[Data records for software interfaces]
::::::::

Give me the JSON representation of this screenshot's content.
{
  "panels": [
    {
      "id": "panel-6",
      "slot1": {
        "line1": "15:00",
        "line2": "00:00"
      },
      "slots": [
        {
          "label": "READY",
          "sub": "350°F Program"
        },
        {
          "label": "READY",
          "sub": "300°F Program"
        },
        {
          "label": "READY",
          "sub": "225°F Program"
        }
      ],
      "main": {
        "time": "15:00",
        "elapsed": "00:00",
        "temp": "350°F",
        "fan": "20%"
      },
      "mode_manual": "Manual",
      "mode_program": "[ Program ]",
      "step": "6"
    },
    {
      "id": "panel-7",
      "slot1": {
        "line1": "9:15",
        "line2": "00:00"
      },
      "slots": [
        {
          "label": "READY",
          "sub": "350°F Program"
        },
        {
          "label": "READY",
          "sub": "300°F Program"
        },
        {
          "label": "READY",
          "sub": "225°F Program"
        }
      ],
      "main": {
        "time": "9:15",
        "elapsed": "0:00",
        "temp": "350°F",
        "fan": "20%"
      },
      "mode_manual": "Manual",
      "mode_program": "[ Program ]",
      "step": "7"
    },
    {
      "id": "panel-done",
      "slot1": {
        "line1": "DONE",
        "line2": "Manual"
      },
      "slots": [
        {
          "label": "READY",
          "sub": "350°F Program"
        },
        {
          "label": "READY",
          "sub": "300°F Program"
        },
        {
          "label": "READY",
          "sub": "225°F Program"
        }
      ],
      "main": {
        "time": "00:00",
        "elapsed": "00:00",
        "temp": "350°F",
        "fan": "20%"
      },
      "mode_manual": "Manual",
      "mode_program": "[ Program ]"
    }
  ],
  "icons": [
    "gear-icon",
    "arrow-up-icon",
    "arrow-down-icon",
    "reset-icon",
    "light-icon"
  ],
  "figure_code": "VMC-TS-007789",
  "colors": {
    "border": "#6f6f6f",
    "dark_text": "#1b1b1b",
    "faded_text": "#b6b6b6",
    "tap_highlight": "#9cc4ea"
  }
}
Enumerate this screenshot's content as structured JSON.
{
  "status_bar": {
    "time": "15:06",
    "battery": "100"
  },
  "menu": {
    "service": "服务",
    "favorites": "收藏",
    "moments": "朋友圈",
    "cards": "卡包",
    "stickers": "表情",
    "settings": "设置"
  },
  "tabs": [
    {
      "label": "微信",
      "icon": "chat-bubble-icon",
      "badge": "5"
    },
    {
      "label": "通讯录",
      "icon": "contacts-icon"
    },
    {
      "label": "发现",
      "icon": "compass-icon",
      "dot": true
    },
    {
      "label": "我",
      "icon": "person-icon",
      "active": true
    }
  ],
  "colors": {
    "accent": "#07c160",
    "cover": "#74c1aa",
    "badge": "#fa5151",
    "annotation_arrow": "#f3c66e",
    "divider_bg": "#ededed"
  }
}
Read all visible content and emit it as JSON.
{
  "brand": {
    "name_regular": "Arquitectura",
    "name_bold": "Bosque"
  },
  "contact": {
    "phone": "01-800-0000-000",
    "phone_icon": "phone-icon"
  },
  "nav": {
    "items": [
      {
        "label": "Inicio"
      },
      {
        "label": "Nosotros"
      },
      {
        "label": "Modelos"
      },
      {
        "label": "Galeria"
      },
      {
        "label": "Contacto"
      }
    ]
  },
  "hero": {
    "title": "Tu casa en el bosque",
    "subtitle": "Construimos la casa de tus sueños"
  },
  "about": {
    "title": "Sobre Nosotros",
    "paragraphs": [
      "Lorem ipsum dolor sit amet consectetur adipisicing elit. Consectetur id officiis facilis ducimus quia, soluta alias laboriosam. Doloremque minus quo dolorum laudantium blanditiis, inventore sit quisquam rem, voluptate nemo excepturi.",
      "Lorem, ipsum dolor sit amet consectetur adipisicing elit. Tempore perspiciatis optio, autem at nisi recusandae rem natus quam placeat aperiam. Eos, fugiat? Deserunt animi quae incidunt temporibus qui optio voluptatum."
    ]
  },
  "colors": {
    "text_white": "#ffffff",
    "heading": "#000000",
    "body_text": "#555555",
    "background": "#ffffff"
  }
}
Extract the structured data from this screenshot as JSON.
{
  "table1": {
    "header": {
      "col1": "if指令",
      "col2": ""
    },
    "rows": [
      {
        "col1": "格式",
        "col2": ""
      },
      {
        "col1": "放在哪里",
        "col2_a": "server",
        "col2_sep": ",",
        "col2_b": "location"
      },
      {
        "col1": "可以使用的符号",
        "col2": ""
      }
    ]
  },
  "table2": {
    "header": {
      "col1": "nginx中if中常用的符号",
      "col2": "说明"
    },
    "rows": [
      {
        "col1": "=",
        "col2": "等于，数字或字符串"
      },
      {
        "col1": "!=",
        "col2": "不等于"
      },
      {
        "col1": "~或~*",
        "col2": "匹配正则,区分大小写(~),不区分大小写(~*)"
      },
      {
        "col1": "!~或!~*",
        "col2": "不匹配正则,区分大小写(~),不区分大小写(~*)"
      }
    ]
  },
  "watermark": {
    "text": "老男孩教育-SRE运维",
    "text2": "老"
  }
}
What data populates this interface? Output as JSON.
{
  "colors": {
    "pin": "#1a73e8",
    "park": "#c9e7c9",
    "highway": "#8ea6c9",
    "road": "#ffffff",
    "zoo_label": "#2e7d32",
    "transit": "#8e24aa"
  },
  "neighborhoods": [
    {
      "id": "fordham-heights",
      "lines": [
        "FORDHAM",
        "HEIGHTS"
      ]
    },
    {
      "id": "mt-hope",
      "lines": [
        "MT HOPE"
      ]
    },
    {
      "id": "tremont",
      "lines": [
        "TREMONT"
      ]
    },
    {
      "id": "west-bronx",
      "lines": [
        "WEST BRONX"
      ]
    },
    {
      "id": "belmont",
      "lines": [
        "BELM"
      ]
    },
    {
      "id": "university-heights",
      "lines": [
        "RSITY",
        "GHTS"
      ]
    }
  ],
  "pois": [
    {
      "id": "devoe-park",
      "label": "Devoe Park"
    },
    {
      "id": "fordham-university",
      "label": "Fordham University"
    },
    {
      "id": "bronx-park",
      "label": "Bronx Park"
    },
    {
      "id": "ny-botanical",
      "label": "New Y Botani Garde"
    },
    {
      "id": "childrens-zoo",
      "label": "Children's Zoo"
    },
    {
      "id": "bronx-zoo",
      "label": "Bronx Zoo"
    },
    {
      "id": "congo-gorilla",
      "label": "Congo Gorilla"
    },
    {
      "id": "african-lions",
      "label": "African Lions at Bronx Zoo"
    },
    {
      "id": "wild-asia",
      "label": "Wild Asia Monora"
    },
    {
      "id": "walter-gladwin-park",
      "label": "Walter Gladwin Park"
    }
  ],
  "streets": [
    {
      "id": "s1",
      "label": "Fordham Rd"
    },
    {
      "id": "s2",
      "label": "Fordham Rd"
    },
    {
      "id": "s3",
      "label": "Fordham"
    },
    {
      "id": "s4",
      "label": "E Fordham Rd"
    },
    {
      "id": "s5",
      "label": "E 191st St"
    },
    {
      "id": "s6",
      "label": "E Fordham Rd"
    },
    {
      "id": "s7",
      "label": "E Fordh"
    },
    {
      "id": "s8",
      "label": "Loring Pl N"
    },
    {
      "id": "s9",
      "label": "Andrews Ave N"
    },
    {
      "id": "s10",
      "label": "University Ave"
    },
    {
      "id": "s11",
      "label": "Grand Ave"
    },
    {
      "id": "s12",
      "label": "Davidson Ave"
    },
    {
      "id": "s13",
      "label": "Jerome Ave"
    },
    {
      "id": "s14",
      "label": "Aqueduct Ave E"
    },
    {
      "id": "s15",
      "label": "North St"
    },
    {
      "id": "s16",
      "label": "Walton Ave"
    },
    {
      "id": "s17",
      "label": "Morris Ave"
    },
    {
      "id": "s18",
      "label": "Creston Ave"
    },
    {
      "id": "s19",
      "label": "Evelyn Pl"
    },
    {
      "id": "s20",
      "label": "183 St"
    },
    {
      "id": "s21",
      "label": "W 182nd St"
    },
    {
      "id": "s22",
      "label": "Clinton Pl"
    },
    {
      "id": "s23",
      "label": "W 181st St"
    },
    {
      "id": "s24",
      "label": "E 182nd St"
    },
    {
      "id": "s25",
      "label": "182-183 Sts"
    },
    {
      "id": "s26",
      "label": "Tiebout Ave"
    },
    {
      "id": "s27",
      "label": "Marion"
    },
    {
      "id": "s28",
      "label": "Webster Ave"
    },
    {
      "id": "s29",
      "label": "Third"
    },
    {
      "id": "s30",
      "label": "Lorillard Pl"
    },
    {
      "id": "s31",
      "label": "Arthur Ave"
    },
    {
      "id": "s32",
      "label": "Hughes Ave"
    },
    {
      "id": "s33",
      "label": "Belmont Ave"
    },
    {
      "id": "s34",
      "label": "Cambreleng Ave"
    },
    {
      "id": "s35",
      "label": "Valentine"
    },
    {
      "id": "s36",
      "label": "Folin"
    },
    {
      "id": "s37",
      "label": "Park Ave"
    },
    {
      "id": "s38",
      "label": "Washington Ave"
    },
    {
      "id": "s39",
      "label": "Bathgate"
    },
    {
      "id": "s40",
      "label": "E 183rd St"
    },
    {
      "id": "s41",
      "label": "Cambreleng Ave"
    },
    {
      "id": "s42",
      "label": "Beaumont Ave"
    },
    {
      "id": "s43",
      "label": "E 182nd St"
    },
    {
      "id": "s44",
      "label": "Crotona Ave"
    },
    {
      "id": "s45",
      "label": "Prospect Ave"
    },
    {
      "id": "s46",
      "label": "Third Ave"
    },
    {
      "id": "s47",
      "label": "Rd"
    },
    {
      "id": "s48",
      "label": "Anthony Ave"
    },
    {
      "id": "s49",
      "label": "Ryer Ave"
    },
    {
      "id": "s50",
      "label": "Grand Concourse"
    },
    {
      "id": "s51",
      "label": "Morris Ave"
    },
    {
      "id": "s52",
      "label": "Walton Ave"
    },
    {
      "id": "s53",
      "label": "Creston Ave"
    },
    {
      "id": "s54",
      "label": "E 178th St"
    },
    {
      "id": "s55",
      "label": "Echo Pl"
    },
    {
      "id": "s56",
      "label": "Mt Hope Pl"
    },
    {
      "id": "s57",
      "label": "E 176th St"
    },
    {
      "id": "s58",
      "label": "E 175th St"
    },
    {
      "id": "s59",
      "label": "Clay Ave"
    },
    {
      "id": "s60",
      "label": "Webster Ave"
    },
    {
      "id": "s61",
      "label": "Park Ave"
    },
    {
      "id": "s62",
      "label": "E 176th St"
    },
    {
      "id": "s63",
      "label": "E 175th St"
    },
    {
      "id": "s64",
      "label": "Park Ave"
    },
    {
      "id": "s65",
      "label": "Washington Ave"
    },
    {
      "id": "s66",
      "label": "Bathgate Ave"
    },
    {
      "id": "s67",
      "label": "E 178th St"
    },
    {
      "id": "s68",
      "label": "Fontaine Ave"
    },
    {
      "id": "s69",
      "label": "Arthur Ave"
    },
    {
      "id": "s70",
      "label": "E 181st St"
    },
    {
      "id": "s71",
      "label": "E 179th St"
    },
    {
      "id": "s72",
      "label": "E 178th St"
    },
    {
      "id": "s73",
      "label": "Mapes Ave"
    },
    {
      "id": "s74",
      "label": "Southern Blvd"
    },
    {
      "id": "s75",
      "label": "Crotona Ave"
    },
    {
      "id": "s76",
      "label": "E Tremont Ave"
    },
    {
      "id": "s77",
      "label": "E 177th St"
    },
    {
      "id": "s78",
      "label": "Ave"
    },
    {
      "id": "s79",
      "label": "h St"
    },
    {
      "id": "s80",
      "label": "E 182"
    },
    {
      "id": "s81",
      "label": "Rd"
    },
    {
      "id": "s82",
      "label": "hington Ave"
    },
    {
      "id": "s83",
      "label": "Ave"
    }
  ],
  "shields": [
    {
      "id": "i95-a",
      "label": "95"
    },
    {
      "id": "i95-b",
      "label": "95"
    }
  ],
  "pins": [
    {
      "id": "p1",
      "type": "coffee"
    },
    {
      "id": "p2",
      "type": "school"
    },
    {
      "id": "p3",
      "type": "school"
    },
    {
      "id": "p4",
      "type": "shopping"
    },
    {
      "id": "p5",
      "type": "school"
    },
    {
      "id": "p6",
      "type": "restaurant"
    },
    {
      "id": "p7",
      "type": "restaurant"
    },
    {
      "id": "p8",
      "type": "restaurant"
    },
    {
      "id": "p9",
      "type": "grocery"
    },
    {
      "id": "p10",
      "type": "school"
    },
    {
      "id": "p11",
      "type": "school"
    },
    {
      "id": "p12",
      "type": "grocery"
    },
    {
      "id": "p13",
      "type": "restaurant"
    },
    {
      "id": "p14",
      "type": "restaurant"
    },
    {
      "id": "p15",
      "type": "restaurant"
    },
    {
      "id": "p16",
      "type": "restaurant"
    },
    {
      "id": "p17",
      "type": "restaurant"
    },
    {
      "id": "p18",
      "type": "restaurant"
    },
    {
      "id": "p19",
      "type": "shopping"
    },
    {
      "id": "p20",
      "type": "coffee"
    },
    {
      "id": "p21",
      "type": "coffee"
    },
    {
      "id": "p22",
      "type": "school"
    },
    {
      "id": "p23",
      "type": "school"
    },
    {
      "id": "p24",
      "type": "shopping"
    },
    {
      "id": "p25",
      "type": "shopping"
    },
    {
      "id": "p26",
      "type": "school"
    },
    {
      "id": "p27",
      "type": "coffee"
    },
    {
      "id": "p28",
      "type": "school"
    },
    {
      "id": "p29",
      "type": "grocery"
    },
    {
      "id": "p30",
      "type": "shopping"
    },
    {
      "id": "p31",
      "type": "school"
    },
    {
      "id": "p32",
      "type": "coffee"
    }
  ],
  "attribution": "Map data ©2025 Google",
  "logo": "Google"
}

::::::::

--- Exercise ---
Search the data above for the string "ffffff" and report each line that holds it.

--- Completed task ---
    "text_white": "#ffffff",
    "background": "#ffffff"
    "road": "#ffffff",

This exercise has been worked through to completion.